Top of Records shown

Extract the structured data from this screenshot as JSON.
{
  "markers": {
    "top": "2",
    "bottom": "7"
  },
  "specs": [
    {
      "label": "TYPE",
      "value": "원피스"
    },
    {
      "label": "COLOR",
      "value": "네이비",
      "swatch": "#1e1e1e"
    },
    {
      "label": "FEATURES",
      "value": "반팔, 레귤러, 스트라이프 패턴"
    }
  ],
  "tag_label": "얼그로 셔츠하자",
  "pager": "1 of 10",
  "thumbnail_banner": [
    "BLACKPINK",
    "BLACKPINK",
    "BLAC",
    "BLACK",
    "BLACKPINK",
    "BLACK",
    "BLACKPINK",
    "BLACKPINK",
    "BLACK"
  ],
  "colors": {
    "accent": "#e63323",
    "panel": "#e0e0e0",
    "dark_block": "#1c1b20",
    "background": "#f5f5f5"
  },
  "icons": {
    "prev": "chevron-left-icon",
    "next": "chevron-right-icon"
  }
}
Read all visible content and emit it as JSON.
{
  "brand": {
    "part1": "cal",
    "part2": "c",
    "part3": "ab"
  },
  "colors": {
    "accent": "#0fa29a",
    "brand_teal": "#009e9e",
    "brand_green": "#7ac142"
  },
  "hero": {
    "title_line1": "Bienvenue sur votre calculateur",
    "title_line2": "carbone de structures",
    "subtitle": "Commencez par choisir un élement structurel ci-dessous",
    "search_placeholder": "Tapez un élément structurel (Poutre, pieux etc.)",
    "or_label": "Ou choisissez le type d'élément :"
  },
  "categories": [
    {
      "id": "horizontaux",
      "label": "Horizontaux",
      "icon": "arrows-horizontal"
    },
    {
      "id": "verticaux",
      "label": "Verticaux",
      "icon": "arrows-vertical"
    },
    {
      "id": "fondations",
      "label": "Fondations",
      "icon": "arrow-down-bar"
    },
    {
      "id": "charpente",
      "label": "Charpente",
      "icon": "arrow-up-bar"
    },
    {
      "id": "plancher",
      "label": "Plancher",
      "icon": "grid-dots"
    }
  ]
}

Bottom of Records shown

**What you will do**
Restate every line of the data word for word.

**Result**
Extract the structured data from this screenshot as JSON.
{
  "markers": {
    "top": "2",
    "bottom": "7"
  },
  "specs": [
    {
      "label": "TYPE",
      "value": "원피스"
    },
    {
      "label": "COLOR",
      "value": "네이비",
      "swatch": "#1e1e1e"
    },
    {
      "label": "FEATURES",
      "value": "반팔, 레귤러, 스트라이프 패턴"
    }
  ],
  "tag_label": "얼그로 셔츠하자",
  "pager": "1 of 10",
  "thumbnail_banner": [
    "BLACKPINK",
    "BLACKPINK",
    "BLAC",
    "BLACK",
    "BLACKPINK",
    "BLACK",
    "BLACKPINK",
    "BLACKPINK",
    "BLACK"
  ],
  "colors": {
    "accent": "#e63323",
    "panel": "#e0e0e0",
    "dark_block": "#1c1b20",
    "background": "#f5f5f5"
  },
  "icons": {
    "prev": "chevron-left-icon",
    "next": "chevron-right-icon"
  }
}
Read all visible content and emit it as JSON.
{
  "brand": {
    "part1": "cal",
    "part2": "c",
    "part3": "ab"
  },
  "colors": {
    "accent": "#0fa29a",
    "brand_teal": "#009e9e",
    "brand_green": "#7ac142"
  },
  "hero": {
    "title_line1": "Bienvenue sur votre calculateur",
    "title_line2": "carbone de structures",
    "subtitle": "Commencez par choisir un élement structurel ci-dessous",
    "search_placeholder": "Tapez un élément structurel (Poutre, pieux etc.)",
    "or_label": "Ou choisissez le type d'élément :"
  },
  "categories": [
    {
      "id": "horizontaux",
      "label": "Horizontaux",
      "icon": "arrows-horizontal"
    },
    {
      "id": "verticaux",
      "label": "Verticaux",
      "icon": "arrows-vertical"
    },
    {
      "id": "fondations",
      "label": "Fondations",
      "icon": "arrow-down-bar"
    },
    {
      "id": "charpente",
      "label": "Charpente",
      "icon": "arrow-up-bar"
    },
    {
      "id": "plancher",
      "label": "Plancher",
      "icon": "grid-dots"
    }
  ]
}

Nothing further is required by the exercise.